TASK BRIEF:
The answer should consist of every line in the material below that has the word "JSON".

DATA PROVIDED:
========

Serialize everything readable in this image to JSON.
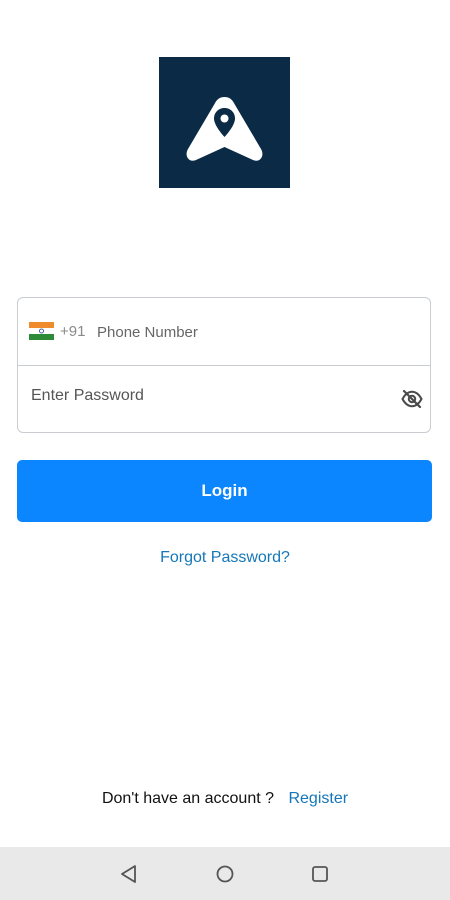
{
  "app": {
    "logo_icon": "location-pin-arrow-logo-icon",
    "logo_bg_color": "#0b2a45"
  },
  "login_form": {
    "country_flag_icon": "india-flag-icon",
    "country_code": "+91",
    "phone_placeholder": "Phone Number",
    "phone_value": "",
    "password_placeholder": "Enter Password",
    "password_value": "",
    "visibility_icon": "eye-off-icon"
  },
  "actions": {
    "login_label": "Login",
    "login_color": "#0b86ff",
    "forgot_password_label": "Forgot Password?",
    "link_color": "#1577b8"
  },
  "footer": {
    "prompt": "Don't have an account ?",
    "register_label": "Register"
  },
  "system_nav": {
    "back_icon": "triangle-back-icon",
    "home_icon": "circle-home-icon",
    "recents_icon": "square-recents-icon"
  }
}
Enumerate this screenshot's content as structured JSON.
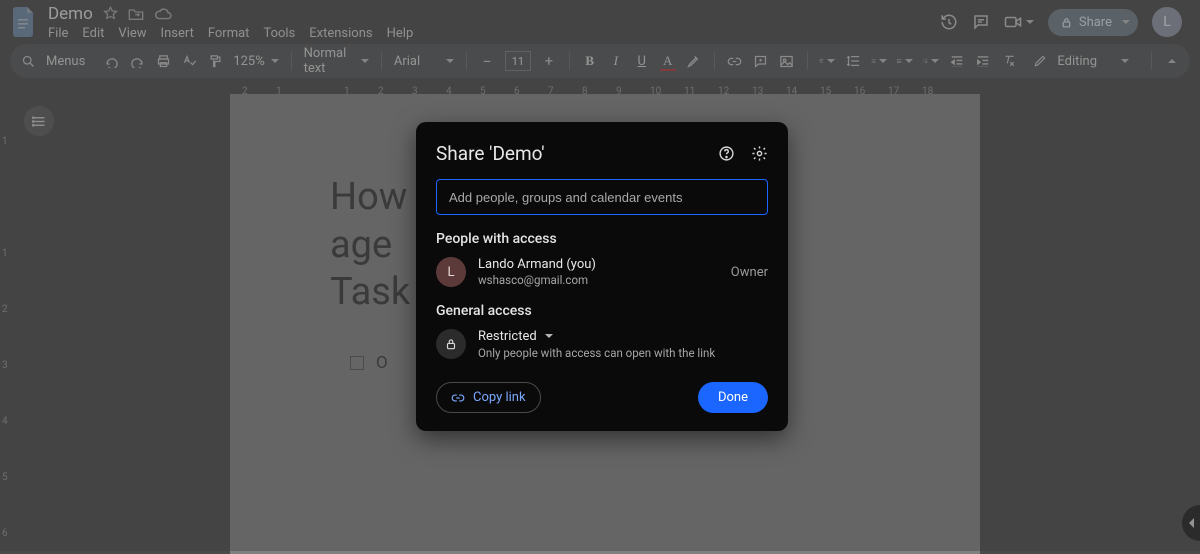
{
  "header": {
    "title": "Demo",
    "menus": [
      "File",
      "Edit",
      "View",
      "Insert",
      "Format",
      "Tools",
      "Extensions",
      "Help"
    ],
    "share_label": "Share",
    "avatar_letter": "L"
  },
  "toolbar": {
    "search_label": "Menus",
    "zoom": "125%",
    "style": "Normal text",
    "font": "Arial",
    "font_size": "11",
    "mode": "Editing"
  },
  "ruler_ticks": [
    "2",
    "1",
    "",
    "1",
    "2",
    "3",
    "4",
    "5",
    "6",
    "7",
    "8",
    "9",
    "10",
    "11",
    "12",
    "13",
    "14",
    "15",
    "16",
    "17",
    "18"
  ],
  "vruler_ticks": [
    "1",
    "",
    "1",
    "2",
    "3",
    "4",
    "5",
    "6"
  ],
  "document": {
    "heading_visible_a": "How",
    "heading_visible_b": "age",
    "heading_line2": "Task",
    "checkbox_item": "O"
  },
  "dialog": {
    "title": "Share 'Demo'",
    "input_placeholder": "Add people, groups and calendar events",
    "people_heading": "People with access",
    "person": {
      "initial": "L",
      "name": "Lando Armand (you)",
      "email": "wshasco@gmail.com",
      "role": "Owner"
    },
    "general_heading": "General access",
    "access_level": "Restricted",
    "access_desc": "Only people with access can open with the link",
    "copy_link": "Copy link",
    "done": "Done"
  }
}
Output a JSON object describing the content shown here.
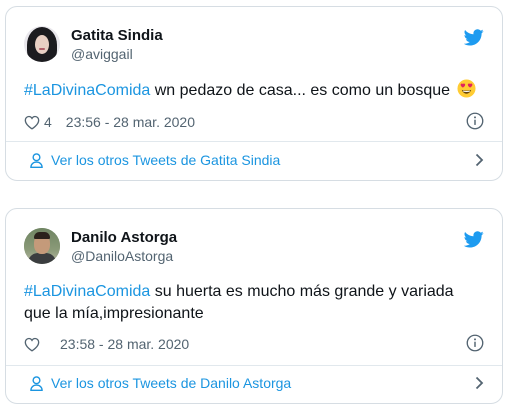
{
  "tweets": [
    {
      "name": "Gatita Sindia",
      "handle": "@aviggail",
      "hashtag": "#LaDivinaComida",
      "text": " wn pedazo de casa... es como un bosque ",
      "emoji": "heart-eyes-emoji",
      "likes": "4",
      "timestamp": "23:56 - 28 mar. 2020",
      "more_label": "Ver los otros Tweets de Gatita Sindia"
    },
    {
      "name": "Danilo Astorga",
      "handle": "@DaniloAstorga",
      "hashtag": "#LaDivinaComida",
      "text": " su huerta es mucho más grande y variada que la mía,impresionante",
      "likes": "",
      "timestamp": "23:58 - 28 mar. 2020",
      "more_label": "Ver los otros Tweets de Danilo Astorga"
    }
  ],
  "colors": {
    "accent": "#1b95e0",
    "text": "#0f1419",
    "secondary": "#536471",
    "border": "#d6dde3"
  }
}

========

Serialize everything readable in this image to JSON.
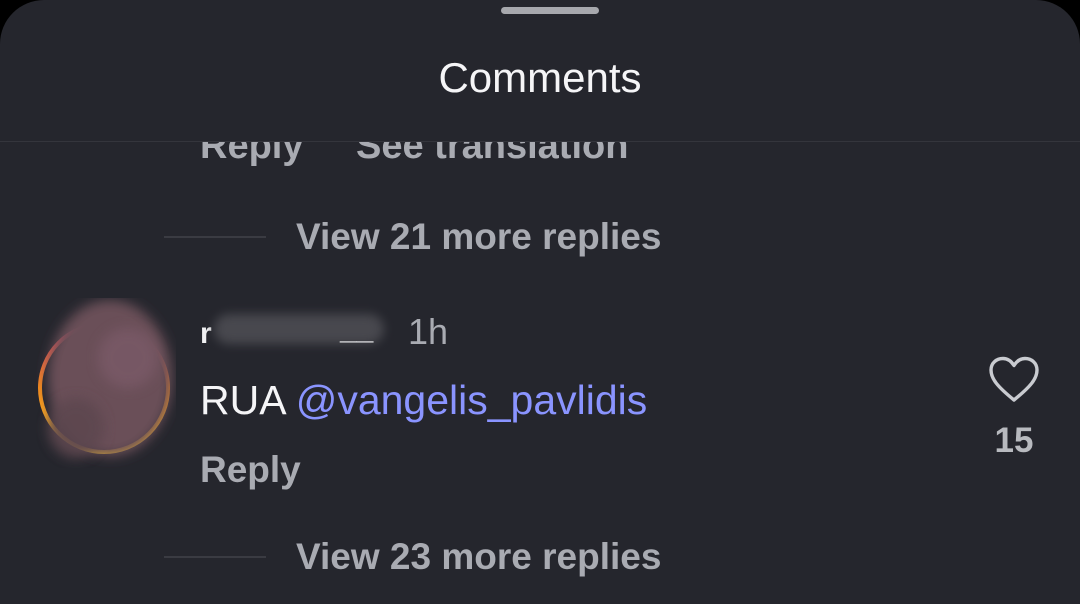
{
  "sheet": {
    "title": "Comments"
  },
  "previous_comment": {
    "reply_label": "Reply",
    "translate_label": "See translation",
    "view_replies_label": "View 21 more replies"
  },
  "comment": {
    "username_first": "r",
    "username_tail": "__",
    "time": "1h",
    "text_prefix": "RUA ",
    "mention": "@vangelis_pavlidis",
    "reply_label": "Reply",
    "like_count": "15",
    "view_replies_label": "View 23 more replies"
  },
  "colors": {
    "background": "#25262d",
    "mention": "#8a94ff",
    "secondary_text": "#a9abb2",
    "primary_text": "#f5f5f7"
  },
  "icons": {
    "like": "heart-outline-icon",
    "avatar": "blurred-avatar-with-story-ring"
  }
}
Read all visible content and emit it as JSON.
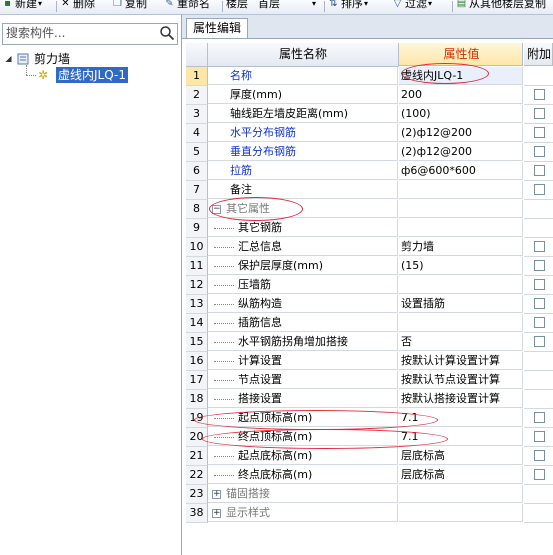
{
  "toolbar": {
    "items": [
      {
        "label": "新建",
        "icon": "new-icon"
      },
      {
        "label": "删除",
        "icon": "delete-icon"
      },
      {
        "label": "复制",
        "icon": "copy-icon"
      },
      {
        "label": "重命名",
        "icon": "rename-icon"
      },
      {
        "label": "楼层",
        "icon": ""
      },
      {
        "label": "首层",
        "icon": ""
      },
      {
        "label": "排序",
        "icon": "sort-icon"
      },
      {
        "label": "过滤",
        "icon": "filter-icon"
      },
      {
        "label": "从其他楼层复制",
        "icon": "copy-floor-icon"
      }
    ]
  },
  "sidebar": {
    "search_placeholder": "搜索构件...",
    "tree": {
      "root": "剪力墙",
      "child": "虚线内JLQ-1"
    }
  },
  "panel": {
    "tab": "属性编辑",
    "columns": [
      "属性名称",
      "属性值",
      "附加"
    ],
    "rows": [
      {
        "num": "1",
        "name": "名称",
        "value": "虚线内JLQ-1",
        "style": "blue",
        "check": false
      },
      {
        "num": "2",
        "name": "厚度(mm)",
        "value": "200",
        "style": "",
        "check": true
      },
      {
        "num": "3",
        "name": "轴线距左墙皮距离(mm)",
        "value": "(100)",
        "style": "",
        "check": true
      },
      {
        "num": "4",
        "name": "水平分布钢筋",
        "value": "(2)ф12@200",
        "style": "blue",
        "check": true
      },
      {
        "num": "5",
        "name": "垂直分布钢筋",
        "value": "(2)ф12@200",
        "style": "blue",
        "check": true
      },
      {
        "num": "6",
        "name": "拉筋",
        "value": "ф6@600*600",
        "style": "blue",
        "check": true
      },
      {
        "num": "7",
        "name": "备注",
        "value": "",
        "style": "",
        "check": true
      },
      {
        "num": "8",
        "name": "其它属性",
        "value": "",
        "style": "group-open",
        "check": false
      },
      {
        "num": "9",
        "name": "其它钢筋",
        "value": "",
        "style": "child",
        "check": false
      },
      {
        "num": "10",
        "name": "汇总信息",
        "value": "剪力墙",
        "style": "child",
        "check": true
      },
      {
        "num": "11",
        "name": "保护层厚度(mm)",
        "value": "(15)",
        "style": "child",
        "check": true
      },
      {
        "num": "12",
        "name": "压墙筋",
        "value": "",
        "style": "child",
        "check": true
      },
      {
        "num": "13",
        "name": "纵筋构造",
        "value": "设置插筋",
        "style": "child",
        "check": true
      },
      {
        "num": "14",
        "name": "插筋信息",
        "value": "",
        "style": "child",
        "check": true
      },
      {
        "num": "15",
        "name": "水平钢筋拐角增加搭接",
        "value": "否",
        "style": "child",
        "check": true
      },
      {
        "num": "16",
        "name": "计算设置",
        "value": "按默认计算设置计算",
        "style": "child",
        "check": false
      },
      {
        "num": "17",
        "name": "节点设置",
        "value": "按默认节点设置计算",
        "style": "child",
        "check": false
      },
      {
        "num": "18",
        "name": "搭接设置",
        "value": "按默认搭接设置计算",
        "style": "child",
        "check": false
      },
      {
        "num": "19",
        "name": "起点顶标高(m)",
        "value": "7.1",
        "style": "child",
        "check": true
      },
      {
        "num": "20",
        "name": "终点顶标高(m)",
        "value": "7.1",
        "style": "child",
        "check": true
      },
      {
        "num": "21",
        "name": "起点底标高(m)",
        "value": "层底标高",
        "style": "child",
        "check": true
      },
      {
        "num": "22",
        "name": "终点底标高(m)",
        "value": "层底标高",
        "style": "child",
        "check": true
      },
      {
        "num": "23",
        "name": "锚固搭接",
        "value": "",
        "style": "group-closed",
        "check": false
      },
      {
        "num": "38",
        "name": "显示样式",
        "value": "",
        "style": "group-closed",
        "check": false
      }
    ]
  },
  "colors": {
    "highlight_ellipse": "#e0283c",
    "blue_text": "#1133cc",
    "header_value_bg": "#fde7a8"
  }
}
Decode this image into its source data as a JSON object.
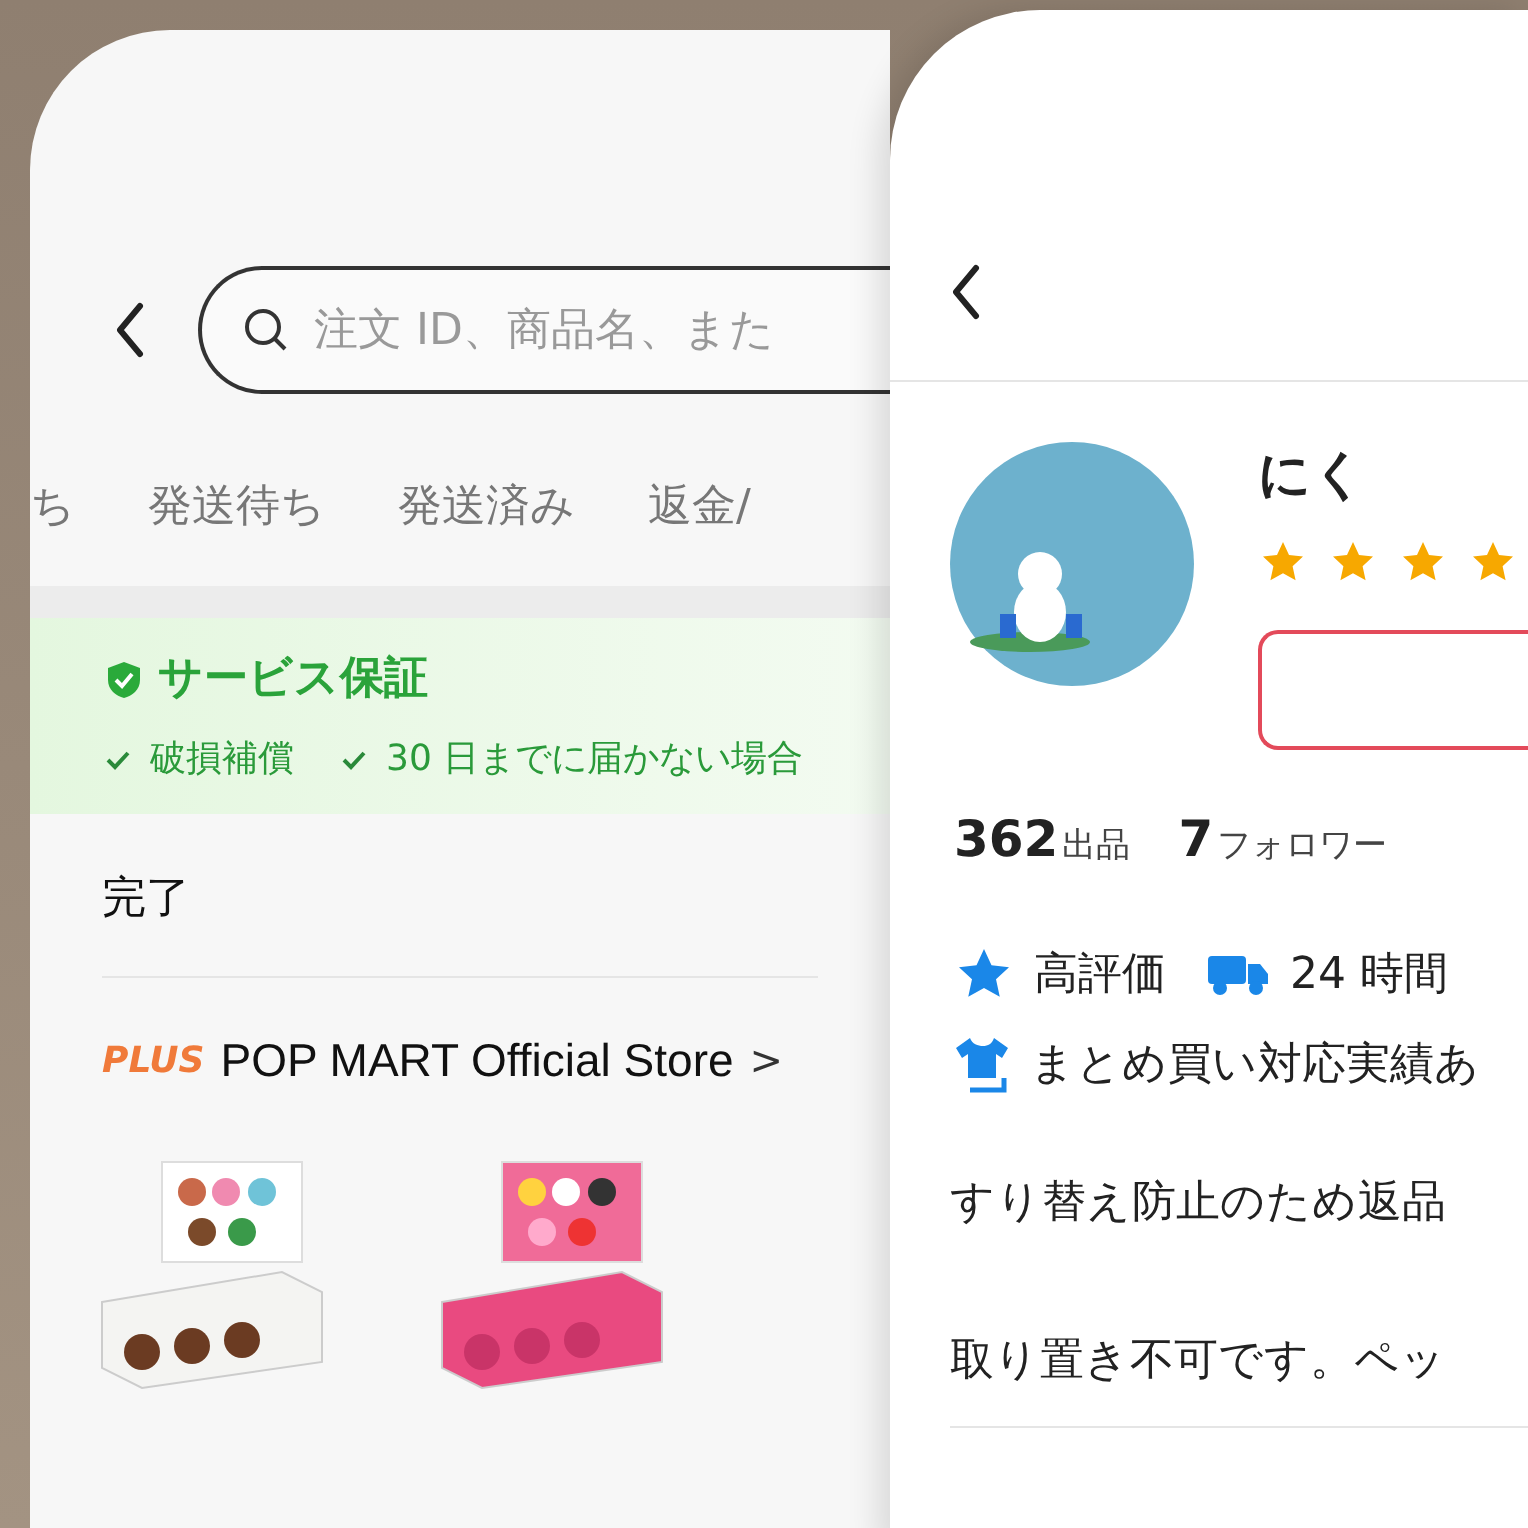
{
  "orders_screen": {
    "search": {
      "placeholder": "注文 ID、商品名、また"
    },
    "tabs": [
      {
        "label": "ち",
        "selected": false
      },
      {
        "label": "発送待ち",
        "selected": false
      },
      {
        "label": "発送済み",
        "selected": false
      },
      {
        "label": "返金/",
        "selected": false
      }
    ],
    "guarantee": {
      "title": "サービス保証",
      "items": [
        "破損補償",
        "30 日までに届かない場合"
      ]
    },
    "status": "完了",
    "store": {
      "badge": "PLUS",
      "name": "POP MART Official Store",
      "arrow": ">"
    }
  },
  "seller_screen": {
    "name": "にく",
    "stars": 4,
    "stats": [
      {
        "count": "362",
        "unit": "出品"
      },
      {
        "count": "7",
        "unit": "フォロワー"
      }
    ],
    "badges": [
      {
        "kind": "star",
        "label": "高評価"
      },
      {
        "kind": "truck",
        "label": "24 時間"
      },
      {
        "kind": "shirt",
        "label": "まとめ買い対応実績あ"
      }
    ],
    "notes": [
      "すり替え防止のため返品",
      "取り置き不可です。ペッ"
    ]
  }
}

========

SOLVED PROBLEM:
Serialize everything readable in this image to JSON.
Enumerate this screenshot's content as structured JSON.
Output a JSON object describing the content shown here.
Serialize everything readable in this image to JSON.
Read all visible content and emit it as JSON.
Decode this image into its source data as a JSON object.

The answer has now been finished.